3. And what does Margot like to drink?

The main focus of the beverage program, and also Green’s area of expertise, is on natural wines. “It’s such an inclusive community,” says Green, and the list here, starting with about 70 labels, will veer toward a younger generation of producers who are “championing different varietals and doing something perhaps a little bit different than the status quo,” she says. Green mentions Italy’s Alessandra Divella, the Mosse family in the Loire, Domaine Rougeot in Burgundy, and California’s Ruth Lewandowski, “people who are coming from more storied regions, but have definitely done something a little bit out of the norm.”

On the cocktail front, the team worked with Eleven Madison Park bar manager Kat Foster on a batch of culinary-driven drinks, designed to pair, like the wines, with Duchêne’s food. But it goes beyond simply pairing: the kitchen and bar will be working in tandem. What is a byproduct from the kitchen could become an ingredient in a cocktail, and vice versa. Hence: perhaps drinking your vegetables.

“When I think about beverage, I’m actively thinking about how things are going to feel in the glass next to Alexia’s food,” says Green. “What can we utilize with [what] the kitchen isn’t using? How can we work together to make sure that we’re using everything that we’re receiving from these farms?”

“It’s important for us to all work together and have this real bond and comprehensibility of each other’s jobs,” says Duchêne. “I feel like the disconnect between front of house and back of house is quite present, and that’s what we don’t want to replicate here.”
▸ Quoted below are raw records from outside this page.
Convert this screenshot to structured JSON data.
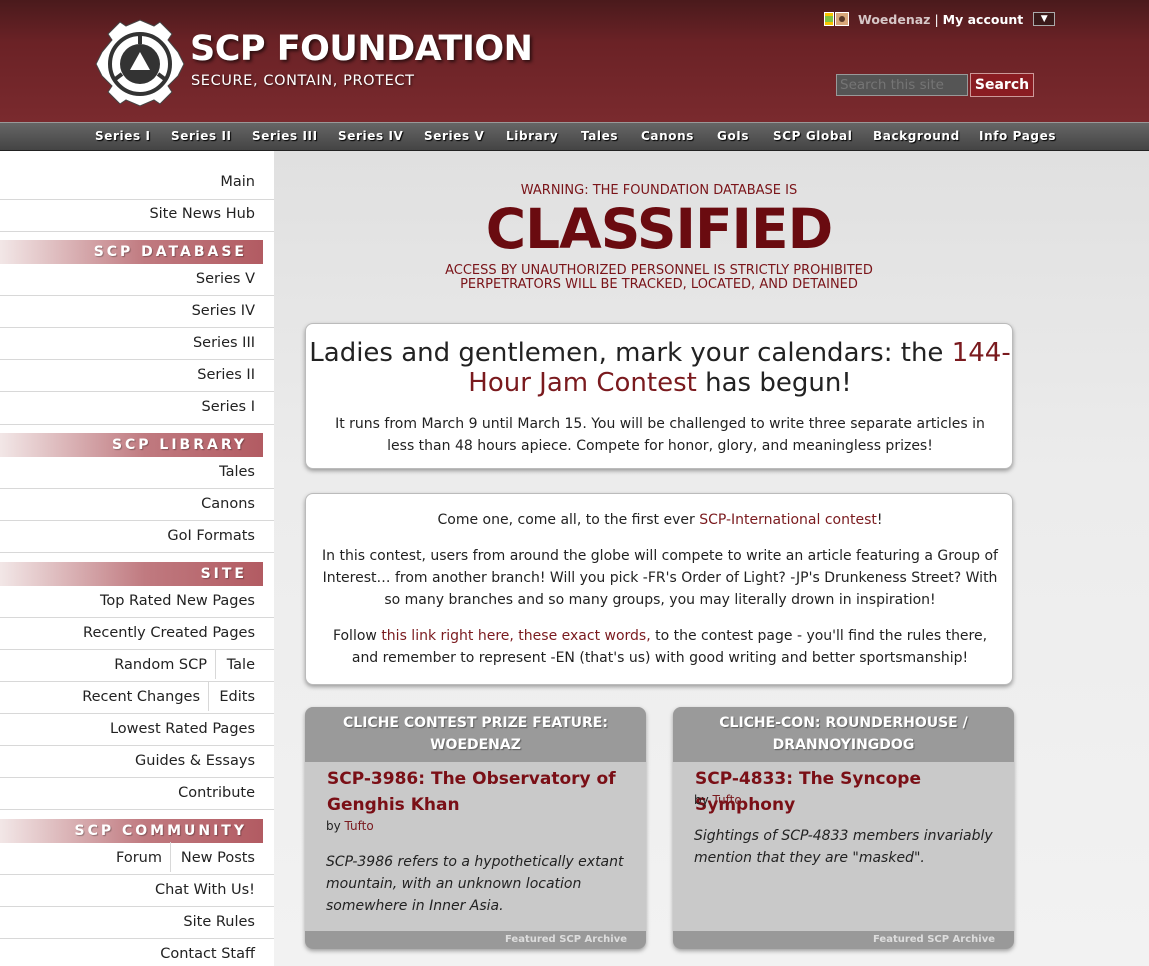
{
  "header": {
    "title": "SCP FOUNDATION",
    "subtitle": "SECURE, CONTAIN, PROTECT",
    "logo_icon": "scp-logo-icon",
    "username": "Woedenaz",
    "separator": "|",
    "my_account": "My account",
    "dropdown_glyph": "▼",
    "search_placeholder": "Search this site",
    "search_button": "Search"
  },
  "nav": {
    "items": [
      "Series I",
      "Series II",
      "Series III",
      "Series IV",
      "Series V",
      "Library",
      "Tales",
      "Canons",
      "GoIs",
      "SCP Global",
      "Background",
      "Info Pages"
    ]
  },
  "sidebar": {
    "main": "Main",
    "news_hub": "Site News Hub",
    "db_header": "SCP DATABASE",
    "series": [
      "Series V",
      "Series IV",
      "Series III",
      "Series II",
      "Series I"
    ],
    "library_header": "SCP LIBRARY",
    "library": [
      "Tales",
      "Canons",
      "GoI Formats"
    ],
    "site_header": "SITE",
    "top_rated_new": "Top Rated New Pages",
    "recently_created": "Recently Created Pages",
    "random_scp": "Random SCP",
    "tale": "Tale",
    "recent_changes": "Recent Changes",
    "edits": "Edits",
    "lowest_rated": "Lowest Rated Pages",
    "guides": "Guides & Essays",
    "contribute": "Contribute",
    "community_header": "SCP COMMUNITY",
    "forum": "Forum",
    "new_posts": "New Posts",
    "chat": "Chat With Us!",
    "rules": "Site Rules",
    "contact": "Contact Staff"
  },
  "warning": {
    "top": "WARNING: THE FOUNDATION DATABASE IS",
    "big": "CLASSIFIED",
    "line1": "ACCESS BY UNAUTHORIZED PERSONNEL IS STRICTLY PROHIBITED",
    "line2": "PERPETRATORS WILL BE TRACKED, LOCATED, AND DETAINED"
  },
  "jam": {
    "headline_a": "Ladies and gentlemen, mark your calendars: the ",
    "headline_link": "144-Hour Jam Contest",
    "headline_b": " has begun!",
    "body": "It runs from March 9 until March 15. You will be challenged to write three separate articles in less than 48 hours apiece. Compete for honor, glory, and meaningless prizes!"
  },
  "intl": {
    "p1_a": "Come one, come all, to the first ever ",
    "p1_link": "SCP-International contest",
    "p1_b": "!",
    "p2": "In this contest, users from around the globe will compete to write an article featuring a Group of Interest… from another branch! Will you pick -FR's Order of Light? -JP's Drunkeness Street? With so many branches and so many groups, you may literally drown in inspiration!",
    "p3_a": "Follow ",
    "p3_link": "this link right here, these exact words,",
    "p3_b": " to the contest page - you'll find the rules there, and remember to represent -EN (that's us) with good writing and better sportsmanship!"
  },
  "features": [
    {
      "header": "CLICHE CONTEST PRIZE FEATURE: WOEDENAZ",
      "title": "SCP-3986: The Observatory of Genghis Khan",
      "by": "by ",
      "author": "Tufto",
      "desc": "SCP-3986 refers to a hypothetically extant mountain, with an unknown location somewhere in Inner Asia.",
      "footer": "Featured SCP Archive"
    },
    {
      "header": "CLICHE-CON: ROUNDERHOUSE / DRANNOYINGDOG",
      "title": "SCP-4833: The Syncope Symphony",
      "by": "by ",
      "author": "Tufto",
      "desc": "Sightings of SCP-4833 members invariably mention that they are \"masked\".",
      "footer": "Featured SCP Archive"
    }
  ]
}
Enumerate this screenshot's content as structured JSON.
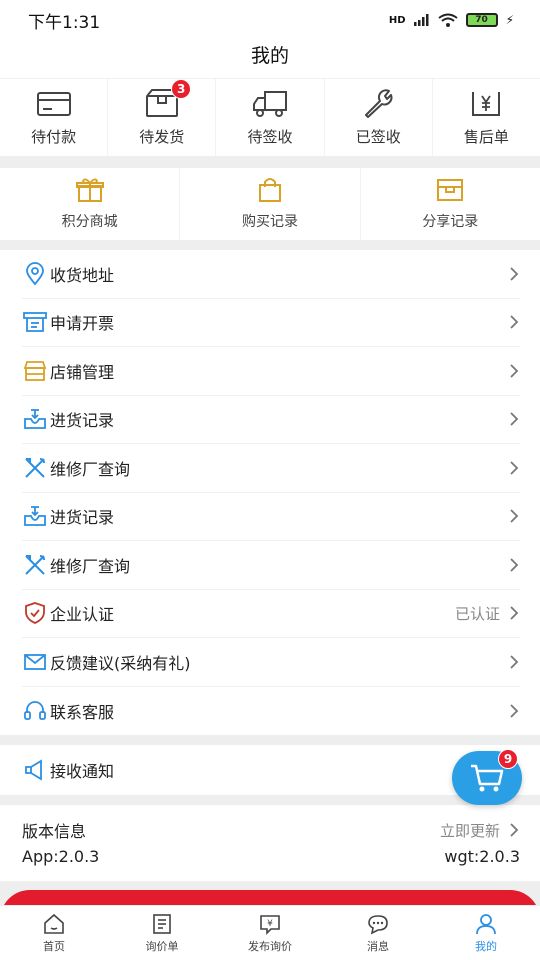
{
  "status_bar": {
    "time": "下午1:31",
    "network": "HD",
    "battery": "70"
  },
  "header": {
    "title": "我的"
  },
  "orders": [
    {
      "label": "待付款",
      "icon": "card-icon"
    },
    {
      "label": "待发货",
      "icon": "box-icon",
      "badge": "3"
    },
    {
      "label": "待签收",
      "icon": "truck-icon"
    },
    {
      "label": "已签收",
      "icon": "wrench-icon"
    },
    {
      "label": "售后单",
      "icon": "yen-icon"
    }
  ],
  "mall": [
    {
      "label": "积分商城",
      "icon": "gift-icon"
    },
    {
      "label": "购买记录",
      "icon": "bag-icon"
    },
    {
      "label": "分享记录",
      "icon": "share-box-icon"
    }
  ],
  "menu": [
    {
      "label": "收货地址",
      "icon": "location-icon"
    },
    {
      "label": "申请开票",
      "icon": "invoice-icon"
    },
    {
      "label": "店铺管理",
      "icon": "shop-icon"
    },
    {
      "label": "进货记录",
      "icon": "inbox-icon"
    },
    {
      "label": "维修厂查询",
      "icon": "tools-icon"
    },
    {
      "label": "进货记录",
      "icon": "inbox-icon"
    },
    {
      "label": "维修厂查询",
      "icon": "tools-icon"
    },
    {
      "label": "企业认证",
      "icon": "shield-check-icon",
      "value": "已认证"
    },
    {
      "label": "反馈建议(采纳有礼)",
      "icon": "mail-icon"
    },
    {
      "label": "联系客服",
      "icon": "headset-icon"
    }
  ],
  "notify": {
    "label": "接收通知"
  },
  "version": {
    "title": "版本信息",
    "update": "立即更新",
    "app": "App:2.0.3",
    "wgt": "wgt:2.0.3"
  },
  "cart": {
    "badge": "9"
  },
  "tabs": [
    {
      "label": "首页"
    },
    {
      "label": "询价单"
    },
    {
      "label": "发布询价"
    },
    {
      "label": "消息"
    },
    {
      "label": "我的"
    }
  ],
  "colors": {
    "accent": "#2b8fe3",
    "badge": "#e8202e",
    "icon_gold": "#d9a227",
    "icon_blue": "#2b8fe3",
    "icon_red": "#c0392b"
  }
}
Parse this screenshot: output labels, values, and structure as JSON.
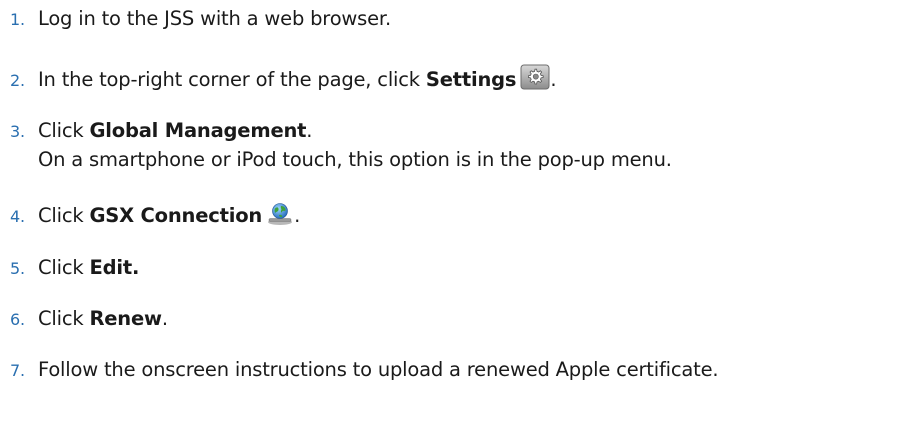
{
  "accent_color": "#2a6fb0",
  "steps": [
    {
      "num": "1.",
      "pre": "Log in to the JSS with a web browser.",
      "bold": "",
      "post": ""
    },
    {
      "num": "2.",
      "pre": "In the top-right corner of the page, click ",
      "bold": "Settings",
      "icon": "settings-gear-icon",
      "post": "."
    },
    {
      "num": "3.",
      "pre": "Click ",
      "bold": "Global Management",
      "post": ".",
      "subtext": "On a smartphone or iPod touch, this option is in the pop-up menu."
    },
    {
      "num": "4.",
      "pre": "Click ",
      "bold": "GSX Connection",
      "icon": "gsx-connection-icon",
      "post": "."
    },
    {
      "num": "5.",
      "pre": "Click ",
      "bold": "Edit.",
      "post": ""
    },
    {
      "num": "6.",
      "pre": "Click ",
      "bold": "Renew",
      "post": "."
    },
    {
      "num": "7.",
      "pre": "Follow the onscreen instructions to upload a renewed Apple certificate.",
      "bold": "",
      "post": ""
    }
  ]
}
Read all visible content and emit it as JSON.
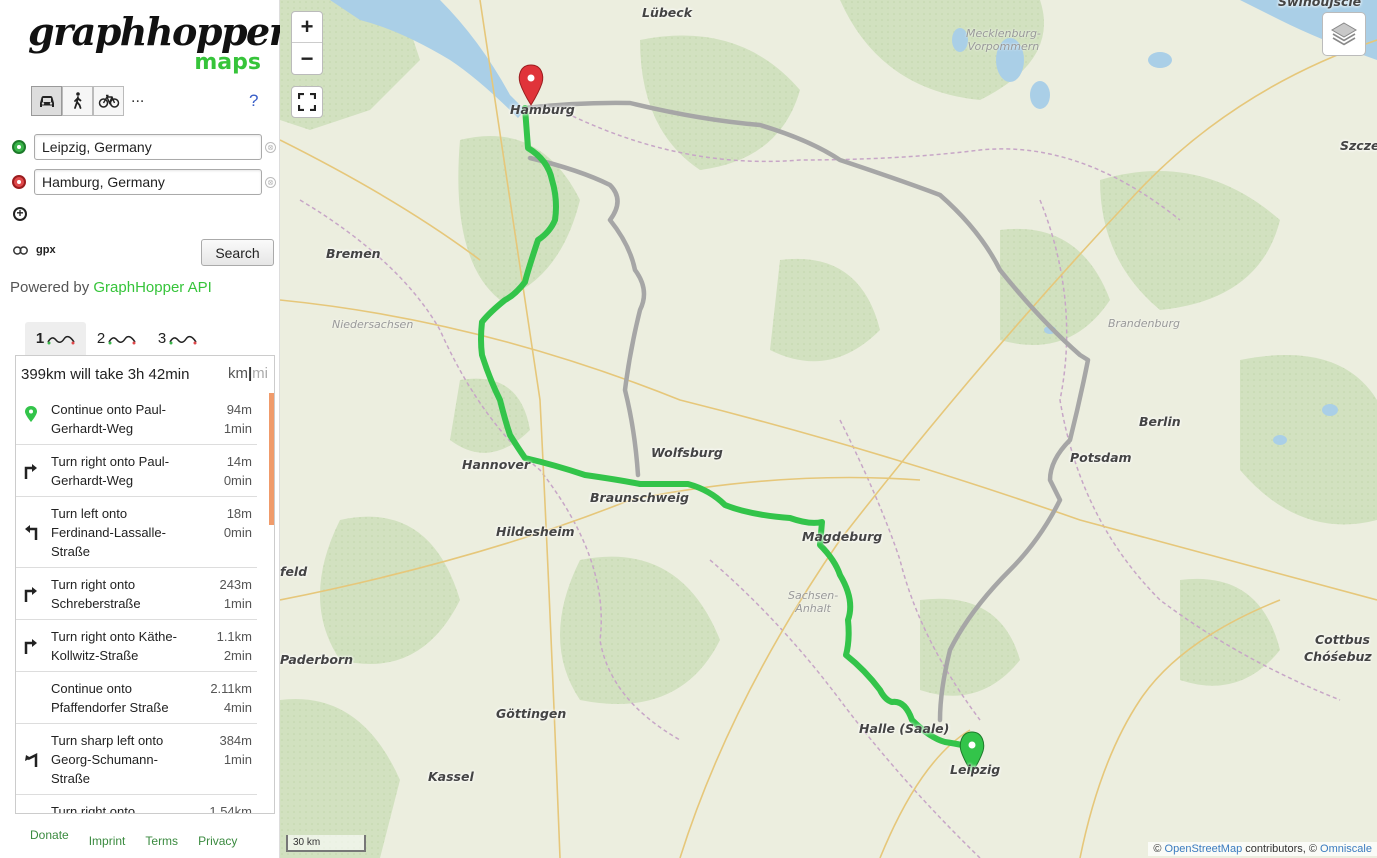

The lamb saddle to share, featuring the loin and lamb belly skewers.
The lamb saddle to share, featuring the loin and lamb belly skewers.

4. Margot wants to go beyond the limits of a traditional restaurant.

Chambers is quick to point out that founding a hospitality group when you’ve only just begun to bring one restaurant to life may be unusual. But for the team, it’s essential to what they seek to accomplish.

“I think it’s really integral to our business model that we exist out of the four walls of a restaurant space,” says Chambers of Three Top. “The ultimate goal is to create an ecosystem of projects that really speak to one another.”

For Margot, that’ll translate to its upstairs space (“a construction zone right now,” jokes Chambers), which will one day hold all the community programming Three Top wants to pursue — things like educational workshops and events around wine, food, and sustainability in those two landscapes.

“Accessibility really is kind of the name of the game,” says Chambers. “Not everyone is going to be able to dine [with us], both capacity-wise and budget-wise. And so, by incorporating community programming that’s free, that kind of lessens the barrier to entry that most traditional restaurants have.”

For now, the team is excited to introduce Margot to the Fort Greene community.

“Fort Greene has been some kind of home to both Kip and I for a long time, and I just really love the neighborhood,” says Chambers. “We’ve met our neighbors and have a dialogue with everyone. That’s kind of the dream to me: to be firmly rooted in your community.”


Margot is open daily  for dinner, from 5 to 10 p.m. Weekend lunch will debut later this summer.

Noëmie Carrant is Resy’s senior writer. Follow her on Instagram. Follow Resy on Instagram and Twitter, too.